Shea's Contracts at Issue
Questions raised about candidate Brigid Shea's work as consultant and lobbyist
Who paid mayoral candidate Brigid Shea to do what?
Shea's lobbying/consulting record – and what it might mean on the campaign trail – was brought up last week by the Burnt Orange Report's Karl-Thomas Musselman. Now the question is whether it will stick to the former City Council member in her challenge to incumbent Mayor Lee Leffingwell. In the short term, it has certainly made the race a bit hotter.
Leffingwell had foreshadowed the charges at the Real Estate Council of Austin's March 27 candidates' forum, when he asked Shea how much she had earned in income from contracts from the city of Austin since her departure from council in 1996. Shea's answer was roughly $40,000 a year, and she later told the Chronicle that Leffingwell had unfairly implied she had been contracting with the city "the entire time I'd been off council. I retired in 1996, but didn't start on city projects until 5 years later in 2001 [and] worked on projects for about 10 years."
On Thursday, March 29, Musselman posted to BOR information reflecting that Shea had earned more than $500,000 from city contracts over that period, including for work she'd done as part of a rejected 2002 bid to construct (or plan) one version of the city's Water Treatment Plant No. 4 project. Shea fired back an email that night, claiming Musselman "seriously misrepresented the facts on WTP-4, to the point of deliberate distortion."
Shea has acknowledged that she did some work for the CH2M Hill engineering firm in relation to its failed 2002 bid to work on the plant. But she says the CH2M Hill group was the only one "urging the city to pursue sites away from West Travis County." And though the group hadn't picked a location by the time it lost the bid, Shea says, it would have looked east for alternatives. (In 2006, a proposal to site the new plant at Roy G. Guerrero Colorado River Metropolitan Park in return for parks funding was withdrawn by the city after opposition from both the Austin Parks Foundation and some East Austin activists.)
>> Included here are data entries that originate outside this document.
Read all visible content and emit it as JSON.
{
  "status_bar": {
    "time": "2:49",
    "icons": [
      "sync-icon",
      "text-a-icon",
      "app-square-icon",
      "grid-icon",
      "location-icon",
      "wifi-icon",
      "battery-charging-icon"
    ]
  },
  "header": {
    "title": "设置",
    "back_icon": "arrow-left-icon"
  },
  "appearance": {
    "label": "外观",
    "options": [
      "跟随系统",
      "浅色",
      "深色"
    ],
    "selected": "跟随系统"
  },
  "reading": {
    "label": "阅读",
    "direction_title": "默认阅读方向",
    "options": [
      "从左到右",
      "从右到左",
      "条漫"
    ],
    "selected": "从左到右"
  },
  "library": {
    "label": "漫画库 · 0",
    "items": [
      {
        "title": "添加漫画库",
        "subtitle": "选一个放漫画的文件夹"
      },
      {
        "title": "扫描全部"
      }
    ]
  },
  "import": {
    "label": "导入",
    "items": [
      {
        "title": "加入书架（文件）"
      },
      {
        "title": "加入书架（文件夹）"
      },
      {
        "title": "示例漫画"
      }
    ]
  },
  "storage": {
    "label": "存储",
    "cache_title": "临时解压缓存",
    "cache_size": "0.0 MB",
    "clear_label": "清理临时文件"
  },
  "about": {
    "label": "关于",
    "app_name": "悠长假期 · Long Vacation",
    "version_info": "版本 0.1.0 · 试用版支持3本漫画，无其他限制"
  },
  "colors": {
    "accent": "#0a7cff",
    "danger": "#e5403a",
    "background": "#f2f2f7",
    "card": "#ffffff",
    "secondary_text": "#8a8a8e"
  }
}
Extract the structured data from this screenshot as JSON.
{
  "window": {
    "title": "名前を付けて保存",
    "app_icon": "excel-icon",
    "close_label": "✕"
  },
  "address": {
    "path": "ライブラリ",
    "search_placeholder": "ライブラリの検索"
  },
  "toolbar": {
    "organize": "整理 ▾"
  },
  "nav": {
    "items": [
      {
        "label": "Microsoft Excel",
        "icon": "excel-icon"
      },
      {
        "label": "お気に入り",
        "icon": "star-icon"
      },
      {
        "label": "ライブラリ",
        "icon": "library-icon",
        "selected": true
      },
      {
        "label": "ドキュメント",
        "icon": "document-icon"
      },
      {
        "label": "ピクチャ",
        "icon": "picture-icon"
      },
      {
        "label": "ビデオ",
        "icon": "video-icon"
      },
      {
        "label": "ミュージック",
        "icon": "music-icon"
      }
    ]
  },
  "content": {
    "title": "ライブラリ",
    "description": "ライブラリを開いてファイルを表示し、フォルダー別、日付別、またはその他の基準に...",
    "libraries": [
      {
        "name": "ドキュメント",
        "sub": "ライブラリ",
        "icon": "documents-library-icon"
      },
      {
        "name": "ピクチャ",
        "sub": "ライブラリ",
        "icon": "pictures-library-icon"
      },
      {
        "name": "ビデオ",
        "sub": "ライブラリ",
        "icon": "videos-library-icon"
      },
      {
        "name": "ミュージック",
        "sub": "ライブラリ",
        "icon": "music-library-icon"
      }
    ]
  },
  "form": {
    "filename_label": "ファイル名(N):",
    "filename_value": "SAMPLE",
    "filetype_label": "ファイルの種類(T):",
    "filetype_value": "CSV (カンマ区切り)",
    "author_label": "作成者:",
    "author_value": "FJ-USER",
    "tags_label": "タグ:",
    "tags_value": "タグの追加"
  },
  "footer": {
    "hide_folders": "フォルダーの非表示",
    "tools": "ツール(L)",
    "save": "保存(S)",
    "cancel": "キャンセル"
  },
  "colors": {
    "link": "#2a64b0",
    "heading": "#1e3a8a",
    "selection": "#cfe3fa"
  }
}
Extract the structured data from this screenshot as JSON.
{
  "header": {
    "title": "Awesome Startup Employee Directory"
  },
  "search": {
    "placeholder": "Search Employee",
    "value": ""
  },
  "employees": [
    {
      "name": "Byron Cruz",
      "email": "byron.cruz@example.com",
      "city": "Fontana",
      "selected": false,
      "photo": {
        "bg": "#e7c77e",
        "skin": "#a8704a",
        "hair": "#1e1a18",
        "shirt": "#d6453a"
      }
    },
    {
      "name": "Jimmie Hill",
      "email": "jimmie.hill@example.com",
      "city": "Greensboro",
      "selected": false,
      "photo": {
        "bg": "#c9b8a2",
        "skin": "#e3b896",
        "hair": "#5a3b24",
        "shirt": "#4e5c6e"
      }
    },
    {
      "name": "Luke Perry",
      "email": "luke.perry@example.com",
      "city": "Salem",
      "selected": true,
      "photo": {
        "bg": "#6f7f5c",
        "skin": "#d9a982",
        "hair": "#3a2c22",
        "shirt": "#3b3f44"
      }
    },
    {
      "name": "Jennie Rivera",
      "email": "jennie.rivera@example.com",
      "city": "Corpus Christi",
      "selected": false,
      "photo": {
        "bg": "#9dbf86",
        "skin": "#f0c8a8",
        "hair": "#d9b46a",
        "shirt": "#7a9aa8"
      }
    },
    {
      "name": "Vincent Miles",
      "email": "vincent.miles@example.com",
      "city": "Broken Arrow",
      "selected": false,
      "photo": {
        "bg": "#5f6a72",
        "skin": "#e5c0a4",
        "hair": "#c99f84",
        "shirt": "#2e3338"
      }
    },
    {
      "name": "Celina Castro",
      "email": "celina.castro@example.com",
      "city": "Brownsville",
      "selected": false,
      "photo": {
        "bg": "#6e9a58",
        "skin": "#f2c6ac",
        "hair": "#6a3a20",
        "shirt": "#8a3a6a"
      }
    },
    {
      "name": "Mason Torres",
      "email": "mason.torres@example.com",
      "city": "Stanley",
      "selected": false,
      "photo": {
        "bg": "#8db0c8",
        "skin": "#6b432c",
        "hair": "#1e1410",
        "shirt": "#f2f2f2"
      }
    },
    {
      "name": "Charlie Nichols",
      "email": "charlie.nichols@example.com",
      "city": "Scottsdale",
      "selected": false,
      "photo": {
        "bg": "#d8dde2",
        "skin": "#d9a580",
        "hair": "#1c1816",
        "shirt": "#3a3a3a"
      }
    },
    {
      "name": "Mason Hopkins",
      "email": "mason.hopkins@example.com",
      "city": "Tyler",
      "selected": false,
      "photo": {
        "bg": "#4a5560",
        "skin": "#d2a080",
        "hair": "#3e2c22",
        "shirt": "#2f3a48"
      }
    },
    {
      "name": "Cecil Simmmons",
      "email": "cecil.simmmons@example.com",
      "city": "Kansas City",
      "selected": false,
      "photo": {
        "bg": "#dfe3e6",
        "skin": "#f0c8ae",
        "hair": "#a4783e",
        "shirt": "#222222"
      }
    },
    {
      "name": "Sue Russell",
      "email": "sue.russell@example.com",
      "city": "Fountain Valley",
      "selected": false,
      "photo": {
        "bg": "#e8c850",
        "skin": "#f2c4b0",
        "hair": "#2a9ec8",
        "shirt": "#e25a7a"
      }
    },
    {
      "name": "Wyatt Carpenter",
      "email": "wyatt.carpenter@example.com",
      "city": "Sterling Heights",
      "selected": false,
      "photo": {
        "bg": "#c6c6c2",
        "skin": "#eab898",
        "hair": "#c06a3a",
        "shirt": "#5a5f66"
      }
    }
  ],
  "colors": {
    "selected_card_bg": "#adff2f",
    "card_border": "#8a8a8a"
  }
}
Shea also confirmed that she did work for the Lower Colorado River Authority to the tune of more than $126,000 in earnings during the early 2000s, and for high tech company Vignette in the late Nineties. Shea says that on the LCRA project, she had been approached by then-LCRA General Manager Joe Beal, worked with the organization only after some serious reflection, and left in 2005 after the LCRA decided to build a pipeline that she believed would encourage sprawl development in northern Hays County.
In 2000, Vignette, a software development firm since purchased by OpenText, received $25 million from the city in economic incentives to move its offices Downtown and away from previous locations along MoPac. The incentives were controversial at the time, but supporters defended them as both moving the company into the city's desired development zone and creating jobs. Shea says that though she did work with the company, and registered as a lobbyist for them "out of an abundance of caution," she worked more as liaison between the city's environmental community and the company. Shea insists the resulting development package was a smart investment, and differentiates it from the incentive deals she's been critical of during her mayoral campaign – particularly the Downtown convention hotel fee waivers for White Lodging Services Corp. – because the Vignette deal brought a high tech firm to a still-undeveloped part of Downtown, while making allowances for a reduction in traffic and an $8 million contribution to the Waller Creek Hike and Bike Trail. "[We] need to be strategic about how we spend this money," she argues.
Commenting via email, Leffingwell campaign consultant Mark Littlefield asked, "Did Brigid the lobbyist have different values than Brigid the candidate? It's my understanding that as a lobbyist she helped win a big incentive package for a corporate client, but as a candidate she seems to be adamantly against the same kind of incentives. So I'm just trying to understand the rationale behind what appears to be inconsistent positions on big issues."
Shea responded that Littlefield is "obscuring" the facts about the Vignette deal "because he is a political consultant for Lee's campaign."
What lingers most may be the WTP4 issue, especially if the Leffingwell campaign succeeds in defining its terms. Littlefield told In Fact Daily: "It appears to me that Brigid the city contractor had a very different view of WTP4 than Brigid the mayoral candidate. I'm having a hard time reconciling her past actions with her current position on the plant, which I know is a fundamental issue for a lot of her supporters."
Shea suggests that Littlefield doesn't understand the nature of the contracts in question. She says the bid was for very early work on the project, not actual construction. She also says that there was, at the time, "a very legitimate view that the city might need more water." After peak water use hit its high point in 2001 and has dropped since, that view changed, and Shea's current position is that future need is yet to be confirmed.
As for her contracting work in general, Shea reminds her critics that her clients got what they paid for. "As for the salary I've earned over 11 years of working on city projects, the city has gotten a good rate of return," she wrote in an email. "On the ACWP [Austin Clean Water Program] project, I was chiefly responsible for securing $3.7M in federal grants for the water utility that they would not have gotten otherwise."